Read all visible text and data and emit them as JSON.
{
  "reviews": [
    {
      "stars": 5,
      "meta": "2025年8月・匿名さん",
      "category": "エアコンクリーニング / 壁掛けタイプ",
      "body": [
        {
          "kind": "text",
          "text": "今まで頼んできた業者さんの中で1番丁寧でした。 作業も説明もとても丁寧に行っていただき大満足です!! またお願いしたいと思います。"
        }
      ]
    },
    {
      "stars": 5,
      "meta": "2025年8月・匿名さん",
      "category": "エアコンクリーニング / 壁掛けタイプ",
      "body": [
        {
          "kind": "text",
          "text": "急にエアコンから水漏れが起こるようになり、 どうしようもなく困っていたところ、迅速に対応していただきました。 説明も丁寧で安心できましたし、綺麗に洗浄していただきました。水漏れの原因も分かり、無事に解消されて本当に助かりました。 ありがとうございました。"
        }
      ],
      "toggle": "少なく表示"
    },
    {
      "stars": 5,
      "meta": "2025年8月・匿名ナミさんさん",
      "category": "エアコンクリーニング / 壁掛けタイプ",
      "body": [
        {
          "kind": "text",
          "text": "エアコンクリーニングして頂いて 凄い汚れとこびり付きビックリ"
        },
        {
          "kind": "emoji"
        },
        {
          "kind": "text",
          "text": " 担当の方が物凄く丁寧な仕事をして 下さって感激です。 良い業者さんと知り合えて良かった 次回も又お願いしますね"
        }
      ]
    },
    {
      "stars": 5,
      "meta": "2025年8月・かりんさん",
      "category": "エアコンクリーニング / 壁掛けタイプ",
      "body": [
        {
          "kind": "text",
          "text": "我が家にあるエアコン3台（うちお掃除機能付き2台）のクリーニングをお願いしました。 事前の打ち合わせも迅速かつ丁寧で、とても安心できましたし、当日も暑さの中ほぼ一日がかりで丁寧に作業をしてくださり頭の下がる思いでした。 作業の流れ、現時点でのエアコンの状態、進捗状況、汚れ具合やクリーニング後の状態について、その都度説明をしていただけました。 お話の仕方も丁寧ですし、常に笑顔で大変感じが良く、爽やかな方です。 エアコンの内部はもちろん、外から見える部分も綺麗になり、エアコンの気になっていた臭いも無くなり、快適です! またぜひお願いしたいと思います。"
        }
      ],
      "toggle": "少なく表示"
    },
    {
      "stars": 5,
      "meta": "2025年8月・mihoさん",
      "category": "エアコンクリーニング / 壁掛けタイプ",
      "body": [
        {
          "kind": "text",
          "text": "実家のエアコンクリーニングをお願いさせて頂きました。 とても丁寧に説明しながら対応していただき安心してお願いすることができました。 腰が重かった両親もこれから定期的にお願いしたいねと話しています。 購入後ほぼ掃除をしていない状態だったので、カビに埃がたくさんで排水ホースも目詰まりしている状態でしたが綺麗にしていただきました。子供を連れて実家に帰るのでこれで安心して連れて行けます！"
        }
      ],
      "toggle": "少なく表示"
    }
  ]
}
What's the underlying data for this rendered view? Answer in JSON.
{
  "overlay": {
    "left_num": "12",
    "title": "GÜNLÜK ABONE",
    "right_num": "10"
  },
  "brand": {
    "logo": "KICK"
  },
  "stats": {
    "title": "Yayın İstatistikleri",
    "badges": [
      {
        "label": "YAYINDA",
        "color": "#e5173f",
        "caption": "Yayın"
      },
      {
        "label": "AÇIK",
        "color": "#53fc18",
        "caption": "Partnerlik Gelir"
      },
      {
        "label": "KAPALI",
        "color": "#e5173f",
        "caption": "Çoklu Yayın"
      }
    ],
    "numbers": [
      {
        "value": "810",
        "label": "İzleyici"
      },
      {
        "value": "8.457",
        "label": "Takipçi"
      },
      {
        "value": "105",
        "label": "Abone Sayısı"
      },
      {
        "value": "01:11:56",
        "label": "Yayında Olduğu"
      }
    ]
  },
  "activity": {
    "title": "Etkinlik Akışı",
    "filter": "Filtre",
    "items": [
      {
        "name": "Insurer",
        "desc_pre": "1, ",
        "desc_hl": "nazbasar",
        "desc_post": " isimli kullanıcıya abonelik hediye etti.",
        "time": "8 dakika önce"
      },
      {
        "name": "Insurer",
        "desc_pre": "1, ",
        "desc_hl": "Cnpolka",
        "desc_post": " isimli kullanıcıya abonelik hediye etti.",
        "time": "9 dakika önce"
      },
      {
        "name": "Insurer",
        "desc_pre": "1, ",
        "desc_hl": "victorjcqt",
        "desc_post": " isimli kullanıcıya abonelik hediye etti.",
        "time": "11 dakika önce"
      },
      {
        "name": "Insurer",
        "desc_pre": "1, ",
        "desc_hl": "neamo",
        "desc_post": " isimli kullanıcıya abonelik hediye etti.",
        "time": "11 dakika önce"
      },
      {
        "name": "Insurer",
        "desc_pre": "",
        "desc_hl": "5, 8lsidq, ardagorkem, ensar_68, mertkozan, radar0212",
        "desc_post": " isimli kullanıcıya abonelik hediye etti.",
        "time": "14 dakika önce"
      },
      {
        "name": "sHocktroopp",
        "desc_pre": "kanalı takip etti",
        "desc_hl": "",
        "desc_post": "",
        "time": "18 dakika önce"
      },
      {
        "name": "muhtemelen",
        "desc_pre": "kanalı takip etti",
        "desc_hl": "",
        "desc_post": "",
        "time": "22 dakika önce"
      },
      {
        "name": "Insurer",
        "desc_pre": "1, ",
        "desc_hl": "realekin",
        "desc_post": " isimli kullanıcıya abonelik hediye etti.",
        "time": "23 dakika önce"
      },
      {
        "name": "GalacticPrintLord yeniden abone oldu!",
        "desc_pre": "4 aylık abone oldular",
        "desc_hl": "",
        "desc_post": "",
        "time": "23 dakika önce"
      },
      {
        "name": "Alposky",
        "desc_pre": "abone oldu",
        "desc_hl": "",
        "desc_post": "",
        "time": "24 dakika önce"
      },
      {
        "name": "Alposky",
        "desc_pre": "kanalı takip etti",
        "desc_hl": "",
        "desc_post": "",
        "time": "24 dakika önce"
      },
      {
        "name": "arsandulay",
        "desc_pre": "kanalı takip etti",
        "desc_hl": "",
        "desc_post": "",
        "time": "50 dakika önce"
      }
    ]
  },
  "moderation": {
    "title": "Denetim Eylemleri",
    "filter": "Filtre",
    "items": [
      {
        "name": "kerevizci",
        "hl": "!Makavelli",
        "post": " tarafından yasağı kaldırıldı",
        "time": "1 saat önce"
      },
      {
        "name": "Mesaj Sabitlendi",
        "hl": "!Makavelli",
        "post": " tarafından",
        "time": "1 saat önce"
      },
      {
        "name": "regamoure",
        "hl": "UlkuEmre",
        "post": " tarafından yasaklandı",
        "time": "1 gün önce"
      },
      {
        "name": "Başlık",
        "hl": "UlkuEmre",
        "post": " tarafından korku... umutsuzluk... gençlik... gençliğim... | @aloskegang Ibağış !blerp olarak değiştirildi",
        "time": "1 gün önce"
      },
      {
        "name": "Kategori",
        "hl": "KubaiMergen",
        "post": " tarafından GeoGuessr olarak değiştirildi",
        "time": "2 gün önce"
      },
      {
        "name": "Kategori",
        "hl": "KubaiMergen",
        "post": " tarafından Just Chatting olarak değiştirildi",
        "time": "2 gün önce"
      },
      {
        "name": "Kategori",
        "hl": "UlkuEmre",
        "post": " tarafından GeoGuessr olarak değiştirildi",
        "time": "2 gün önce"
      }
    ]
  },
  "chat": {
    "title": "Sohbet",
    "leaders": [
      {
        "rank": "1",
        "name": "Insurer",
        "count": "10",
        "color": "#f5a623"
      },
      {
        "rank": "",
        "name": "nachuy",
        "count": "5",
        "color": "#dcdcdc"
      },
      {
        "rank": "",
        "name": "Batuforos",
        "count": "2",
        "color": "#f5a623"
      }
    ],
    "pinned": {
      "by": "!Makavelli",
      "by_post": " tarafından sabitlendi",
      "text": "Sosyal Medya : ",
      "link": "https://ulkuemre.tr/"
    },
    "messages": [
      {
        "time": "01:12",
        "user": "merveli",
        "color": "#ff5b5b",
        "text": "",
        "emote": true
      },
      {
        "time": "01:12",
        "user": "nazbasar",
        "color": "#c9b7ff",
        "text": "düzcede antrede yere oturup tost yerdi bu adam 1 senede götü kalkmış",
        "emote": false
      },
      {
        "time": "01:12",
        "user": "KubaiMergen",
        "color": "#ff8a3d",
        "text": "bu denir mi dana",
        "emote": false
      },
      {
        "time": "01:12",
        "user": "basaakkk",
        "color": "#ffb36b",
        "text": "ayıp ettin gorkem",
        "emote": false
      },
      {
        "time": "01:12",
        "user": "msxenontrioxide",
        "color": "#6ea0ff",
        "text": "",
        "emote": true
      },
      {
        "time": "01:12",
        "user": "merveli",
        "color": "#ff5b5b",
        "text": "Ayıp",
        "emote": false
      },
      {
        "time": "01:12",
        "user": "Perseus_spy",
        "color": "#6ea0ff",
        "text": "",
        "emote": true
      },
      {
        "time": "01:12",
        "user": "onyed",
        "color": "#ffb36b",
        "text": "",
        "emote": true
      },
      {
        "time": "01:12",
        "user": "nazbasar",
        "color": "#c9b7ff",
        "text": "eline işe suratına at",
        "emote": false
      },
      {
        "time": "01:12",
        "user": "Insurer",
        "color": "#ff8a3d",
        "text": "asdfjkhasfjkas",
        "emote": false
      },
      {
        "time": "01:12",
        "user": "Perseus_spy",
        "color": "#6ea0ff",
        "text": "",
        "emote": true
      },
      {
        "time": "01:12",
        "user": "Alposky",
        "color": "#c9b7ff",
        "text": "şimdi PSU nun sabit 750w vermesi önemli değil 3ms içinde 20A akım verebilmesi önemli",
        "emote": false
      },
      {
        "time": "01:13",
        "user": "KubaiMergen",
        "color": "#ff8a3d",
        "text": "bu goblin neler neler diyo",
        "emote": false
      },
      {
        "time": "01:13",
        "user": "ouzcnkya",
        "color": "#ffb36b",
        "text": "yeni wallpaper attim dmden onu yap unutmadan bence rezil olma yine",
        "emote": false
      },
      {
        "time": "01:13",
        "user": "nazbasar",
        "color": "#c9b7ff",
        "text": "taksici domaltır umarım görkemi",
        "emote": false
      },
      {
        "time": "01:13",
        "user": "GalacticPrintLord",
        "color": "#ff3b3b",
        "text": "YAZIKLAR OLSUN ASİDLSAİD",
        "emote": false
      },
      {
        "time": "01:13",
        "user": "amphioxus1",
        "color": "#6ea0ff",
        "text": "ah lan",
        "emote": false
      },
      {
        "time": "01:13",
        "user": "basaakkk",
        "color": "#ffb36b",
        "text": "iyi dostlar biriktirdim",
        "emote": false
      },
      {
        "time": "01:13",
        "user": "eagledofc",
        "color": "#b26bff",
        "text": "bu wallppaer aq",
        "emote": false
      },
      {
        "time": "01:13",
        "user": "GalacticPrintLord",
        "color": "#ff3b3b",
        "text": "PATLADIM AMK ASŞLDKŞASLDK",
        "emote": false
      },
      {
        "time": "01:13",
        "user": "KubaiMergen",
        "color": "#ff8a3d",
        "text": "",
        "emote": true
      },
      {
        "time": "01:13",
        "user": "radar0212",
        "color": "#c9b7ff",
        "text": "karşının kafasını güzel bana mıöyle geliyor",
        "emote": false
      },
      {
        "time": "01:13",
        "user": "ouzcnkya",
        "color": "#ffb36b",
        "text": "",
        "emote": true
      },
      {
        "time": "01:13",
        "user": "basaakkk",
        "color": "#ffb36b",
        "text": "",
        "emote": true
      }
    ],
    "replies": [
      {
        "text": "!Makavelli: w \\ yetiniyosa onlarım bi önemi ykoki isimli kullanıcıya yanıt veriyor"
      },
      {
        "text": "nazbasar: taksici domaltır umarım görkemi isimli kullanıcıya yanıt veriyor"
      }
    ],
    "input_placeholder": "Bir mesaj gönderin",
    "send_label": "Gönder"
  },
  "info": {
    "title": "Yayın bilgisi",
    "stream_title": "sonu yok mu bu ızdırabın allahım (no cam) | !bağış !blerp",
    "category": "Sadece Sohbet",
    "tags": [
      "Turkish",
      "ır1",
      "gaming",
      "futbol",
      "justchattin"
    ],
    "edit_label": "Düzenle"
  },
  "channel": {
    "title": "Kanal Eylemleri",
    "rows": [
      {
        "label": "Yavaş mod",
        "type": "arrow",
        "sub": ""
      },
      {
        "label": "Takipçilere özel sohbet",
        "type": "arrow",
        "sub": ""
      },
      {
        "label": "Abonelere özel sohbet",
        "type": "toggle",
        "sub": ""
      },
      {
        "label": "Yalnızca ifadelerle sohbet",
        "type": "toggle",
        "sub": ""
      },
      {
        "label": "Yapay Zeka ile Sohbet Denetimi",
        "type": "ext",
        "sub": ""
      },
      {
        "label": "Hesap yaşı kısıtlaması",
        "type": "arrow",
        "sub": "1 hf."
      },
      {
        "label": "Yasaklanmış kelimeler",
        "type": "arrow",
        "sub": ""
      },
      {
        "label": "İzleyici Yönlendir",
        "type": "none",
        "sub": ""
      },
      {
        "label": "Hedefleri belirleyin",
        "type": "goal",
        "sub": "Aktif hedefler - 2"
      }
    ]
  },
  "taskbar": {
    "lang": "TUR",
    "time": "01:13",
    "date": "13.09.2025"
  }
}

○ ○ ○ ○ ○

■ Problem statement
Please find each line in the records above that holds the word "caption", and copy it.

■ Your response
        "caption": "Yayın"
        "caption": "Partnerlik Gelir"
        "caption": "Çoklu Yayın"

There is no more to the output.